Children and women are to be the first groups to get universal access in the move to a single-tier health system, under plans to be discussed by the three parties looking to form a government.
The talks between Fine Gael, Fianna Fáil, and the Green Party are to escalate significantly today, with the parties beginning deliberations on the future of the health service.
Top of the agenda will be how to prioritise and quicken the pace of achieving a single-tier health system, and how that will be paid for, sources have said. The Green Party is demanding delivery of a single-tier health system based on need, rather than the ability to pay.
The party’s negotiators are to argue that the fairest and most progressive way to achieve this is by funding it from general taxation. They also want to see a move to multi-annual budgeting in health and “activity-based costing and blended capitation schemes to incentivise efficient targeted use of resources throughout our health system”.
In terms of reform, the parties are likely to agree on the need to ensure that all new consultant contracts in the public health service are public only, as part of a move to the single-tier system.
The Irish Examiner understands that negotiations will focus on how best to invest in public health infrastructure, in order to help return society to normality post- Covid-19. The parties will also look to agree on how best to manage public health threats such as future pandemics.

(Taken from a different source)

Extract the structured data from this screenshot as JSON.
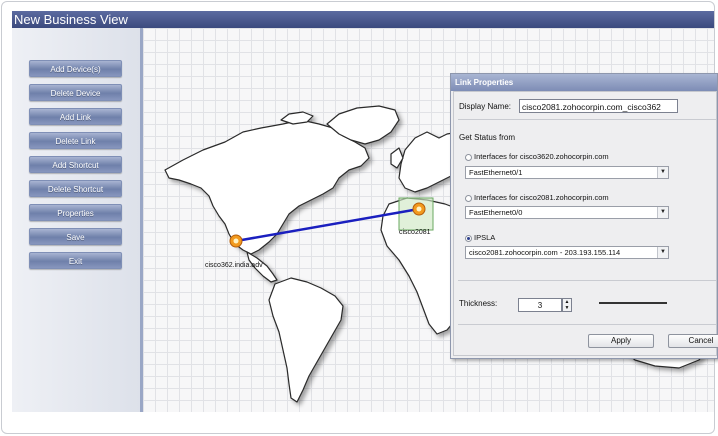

Health Minister Simon Harris will be present at talks this morning, due to start at 10.30am in Agriculture House on Dublin’s Kildare St, in what is expected to be the first of several sessions on the future of the health service.
Mr Harris yesterday informed his Cabinet colleagues f his intention to bring his proposal next week on whether he extends or modifies the current deal with private hospitals which is costing in the region of €115 million a month. The future of such hospitals will be determined by the political agreement reached by the parties in the new programme for government.
Sources close to the talks said the parties will seek to agree a plan on how to expand the country’s health infrastructure and expedite the implementation of a universal healthcare service, as recommended in the Sláintecare report.
It is expected that the expansion of universal access to the health service will begin with a focus on paediatrics and women’s health. Sources also said the talks will centre on plans to increase bed capacity, diagnostics, and staff numbers to provide community and hospital care more quickly.
It is expected that the parties will discuss the need to prioritise primary care, so that patients are diagnosed and receive care in the community, including for mental health. All parties are likely to agree on a plan to promote healthy living, good mental health, and better diet; and enable people to be physically active across their lifespan.
The move on health talks is a sign that despite controversy over the Green Party’s leadership, progress is being made. The parties hope to finalise the document by the end of next week.